Ruben states “Somehow he was holding the little Winchester he’d carried in the timber that afternoon. And holding it comfortably.” (page 49) Not only did Davy bring the gun to bed with him, but had the gun loaded and ready to go before the light was switched on to see who was at the door. This is the perfect picture of a person who has no other thought but to
“Cinderella Man”, directed by Ron Howard, takes a hasty plunge from a booming economy to a bombshell into the Great Depression; Jim Braddock the courageous boxer, persevered through the nations lowliest point. In the film the camera caught a glimpse of a newspaper front-page reading “Unemployment Hits Record 15 million Americas”. This exposed the American economy; nationalism is shown incongruently in the film “Rocky IV” where the Western/American society is captured as a world superpower, strong and confident on their ability, but in “Cinderella Man” citizens are portrayed as desperate and willing to beg for mercy. Storm clouds of economic and societal conditions were in full affect on how it sculpted the film’s path had a dramatic mark on

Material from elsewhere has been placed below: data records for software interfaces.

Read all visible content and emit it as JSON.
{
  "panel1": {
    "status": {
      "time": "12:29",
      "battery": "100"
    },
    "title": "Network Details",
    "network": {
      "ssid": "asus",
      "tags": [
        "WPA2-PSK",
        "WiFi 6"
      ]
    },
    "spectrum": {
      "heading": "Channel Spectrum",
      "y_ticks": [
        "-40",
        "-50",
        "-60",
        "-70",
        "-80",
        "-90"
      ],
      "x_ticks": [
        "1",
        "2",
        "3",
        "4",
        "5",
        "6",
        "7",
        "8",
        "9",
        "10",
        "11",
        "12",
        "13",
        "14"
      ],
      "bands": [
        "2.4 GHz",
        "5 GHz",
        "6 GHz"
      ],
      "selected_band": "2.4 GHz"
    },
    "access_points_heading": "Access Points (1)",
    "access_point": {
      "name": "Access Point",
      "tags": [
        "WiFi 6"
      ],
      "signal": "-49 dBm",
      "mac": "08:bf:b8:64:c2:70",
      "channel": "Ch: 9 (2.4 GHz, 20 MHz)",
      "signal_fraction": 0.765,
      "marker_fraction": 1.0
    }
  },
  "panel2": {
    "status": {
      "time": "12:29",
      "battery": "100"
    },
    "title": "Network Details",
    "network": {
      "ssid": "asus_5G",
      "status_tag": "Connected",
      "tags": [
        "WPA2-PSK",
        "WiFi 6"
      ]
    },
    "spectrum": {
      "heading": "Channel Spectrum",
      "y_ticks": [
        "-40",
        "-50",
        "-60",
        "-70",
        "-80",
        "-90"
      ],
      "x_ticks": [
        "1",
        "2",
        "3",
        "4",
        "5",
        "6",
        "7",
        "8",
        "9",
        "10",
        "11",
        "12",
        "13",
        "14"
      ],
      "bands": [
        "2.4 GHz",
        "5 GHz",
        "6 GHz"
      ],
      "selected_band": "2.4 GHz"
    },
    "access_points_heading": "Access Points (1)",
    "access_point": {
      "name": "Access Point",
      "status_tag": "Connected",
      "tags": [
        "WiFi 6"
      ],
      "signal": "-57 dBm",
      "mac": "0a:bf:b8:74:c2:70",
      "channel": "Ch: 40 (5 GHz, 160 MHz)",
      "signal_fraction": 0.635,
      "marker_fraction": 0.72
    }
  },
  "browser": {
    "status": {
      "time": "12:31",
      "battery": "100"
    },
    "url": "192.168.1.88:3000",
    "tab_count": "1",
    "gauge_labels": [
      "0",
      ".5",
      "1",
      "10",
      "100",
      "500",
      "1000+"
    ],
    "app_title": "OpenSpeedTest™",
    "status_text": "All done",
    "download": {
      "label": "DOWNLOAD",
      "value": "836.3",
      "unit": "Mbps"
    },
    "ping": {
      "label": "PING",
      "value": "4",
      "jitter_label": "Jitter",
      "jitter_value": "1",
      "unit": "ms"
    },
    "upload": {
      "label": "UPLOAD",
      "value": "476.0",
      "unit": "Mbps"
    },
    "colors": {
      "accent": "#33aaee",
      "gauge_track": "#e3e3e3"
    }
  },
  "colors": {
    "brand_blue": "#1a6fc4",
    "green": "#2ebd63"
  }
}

The theme for “A Good Man is Hard to Find” begins with saying; we've all probably heard the saying “everybody shuffling fault.” While we might discovery this set phrase reassuring in situations like misfiling a write up or a making a minor traffic violation, it is shuffling a much more disturbing observation in the case of umbrage like theft or murder. Of course, Flannery O'Connor isn't claiming that everyone's guilty of homicide; however, her short circuit narrative “A Good Man is Hard to Find” makes it clear that everybody's guilty of something. Author Flannery O'Connor - a diligent Catholic and life-long Georgia house physician - often relied on her religious beliefs and regional experience as sources of inspiration for her work. This is particularly true in “A